For the ease of understanding "Gan Zhi", the "Gan" characters can be substituted with numerals 1 to 10 while the "Zhi" characters substituted with letters A to L:



When the 2 systems combine in recurrent order, it gives 60 different combinations, and therefore a 60 year cycle:

1A, 2B, 3C, 4D, 5E, 6F, 7G, 8H, 9I, 10J,
1K, 2L, 3A, 4B, 5C, 6D, 7E 8F, 9G, 10H,
1I, 2J, 3K, 4L, 5A, 6B, 7C, 8D, 9E, 10F and so on.

A new cycle started in 1984, so 1999 should be 6D, or in Chinese characters:

  
The very last character means "year".

What printed on the S/S, 4D, is actually 1987:



Apparently no one in COPREFIL (the stamp production company) read Chinese, nor in Cambodia Post, otherwise the error would have been found.

Cambodia has 3 other Chinese New Year sets, 1998 Year of the Tiger, 2000 Year of the Dragon and 2001 Year of the Snake. They do not bear the "Gan Zhi" year name.

The Chinese New Year stamp series did not survive a 12 year full cycle, it halted when the COPREFIL contract with Cambodia ended.

Below shows the 6v of the 1999 Rabbit set:






9 February 2010

Registered Mail Codification




For the ease of universal mail tracking and tracing during shipping, in 1996 the Universal Postal Union (UPU) encouraged a universal use of S10 standard for mail identification coding. Cambodia, as a member of UPU, quickly adopted the new system and joined the revolution in registered identifier label format.


A 1988 cover from Phnom Penh with an old registered ID label.

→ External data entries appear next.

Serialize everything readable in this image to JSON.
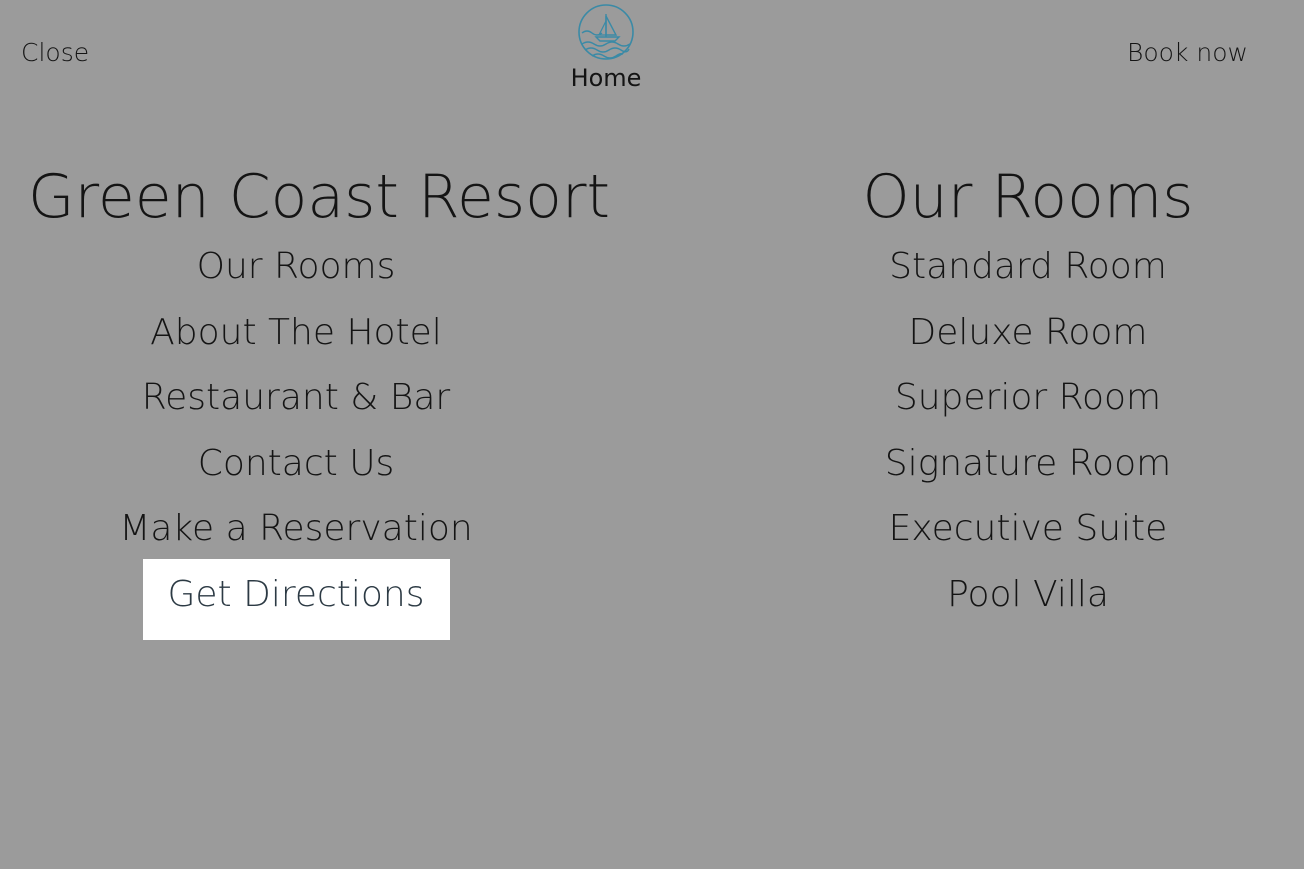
{
  "topbar": {
    "close_label": "Close",
    "home_label": "Home",
    "book_label": "Book now"
  },
  "icons": {
    "logo": "sailboat-waves-logo-icon"
  },
  "colors": {
    "overlay_background": "#9b9b9b",
    "logo_teal": "#3a8aa6",
    "highlight_background": "#ffffff"
  },
  "resort_menu": {
    "heading": "Green Coast Resort",
    "items": [
      {
        "label": "Our Rooms"
      },
      {
        "label": "About The Hotel"
      },
      {
        "label": "Restaurant & Bar"
      },
      {
        "label": "Contact Us"
      },
      {
        "label": "Make a Reservation"
      },
      {
        "label": "Get Directions",
        "highlighted": true
      }
    ]
  },
  "rooms_menu": {
    "heading": "Our Rooms",
    "items": [
      {
        "label": "Standard Room"
      },
      {
        "label": "Deluxe Room"
      },
      {
        "label": "Superior Room"
      },
      {
        "label": "Signature Room"
      },
      {
        "label": "Executive Suite"
      },
      {
        "label": "Pool Villa"
      }
    ]
  }
}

S10 defines a system for assigning 13 character identifiers to postal items. The ID starts with a 2 letter service indicator code:
(source: UPU)


Most countries start their registered mail service indicator with "RR", then "RA", "RB", "RC" and so on, however some do not follow the sequence. For instance, France starts with "RK", Britain and her dependencies use "RJ" for international mail, Portugal starts wtih "RR", "RC", "RM" and some others.

After the service indicator is an 8 digit number and a check-digit, or the letter "X". The check digit is resulted from some calculation of the 8 digits. The 8 digit numbers can be reused after 12 months of previous allocation.

Since all ID labels are preprinted and distributed to different post offices in lots, it should be noted that ID numbers may not be assigned in ascending order, all depends on the number lot held by the particular post office and when the staff put them into use. For a clear illustration, if two senders mail at two different post offices at the same time, one mail may be numbered 00 000 260 while the other may be numbered 00 056 068. Then the next day a sender mails at a third post office, his item may be numbered 000 000 021.

The very last 2 letters of the code is the ISO country code to identify the issuing postal administration.


This 1996 registered letter from Phnom Penh has the new S10 identifier, "RR 00 016 427 3KH":



 
RR indicates that the item is registered. Cambodia starts with RR, and RC is concurrent in use now. No RA and RB is found. 00 016 427 is the 8 digit numerical identity, 3 is the check digit, and KH is the ISO code for Cambodia.


The above is a sample of the new registered ID label in S10 standard. It is a long arrow sticker with the 13 character identifier and barcode.

Initially a red cachet in French was used at the Phnom Penh Central Post Office (CPO) with the registered ID labels. It features a large "R" which stands for "Recommandé", and "Phnom Penh R.P." that indicates the mail is sent from Phnom Penh CPO. The barcode sticker is scissored short so can accommodate within the cachet.




 
Later the red cachet is omitted, only the cut short ID label is used. Another type was also in service with the letter "R" printed:



 
A variation can be found with "Cambodia Post" included above the barcode:




Recently a new type of ID label is used. The 13 digit identifier and barcode is larger on round corner rectangular stickers.




Just as most laws and regulations, S10 codification is not strictly implemented, sometimes the old style registered system is used at convenience.

S10 is not used on domestic registered mail, and the country does not use inward registered item identification.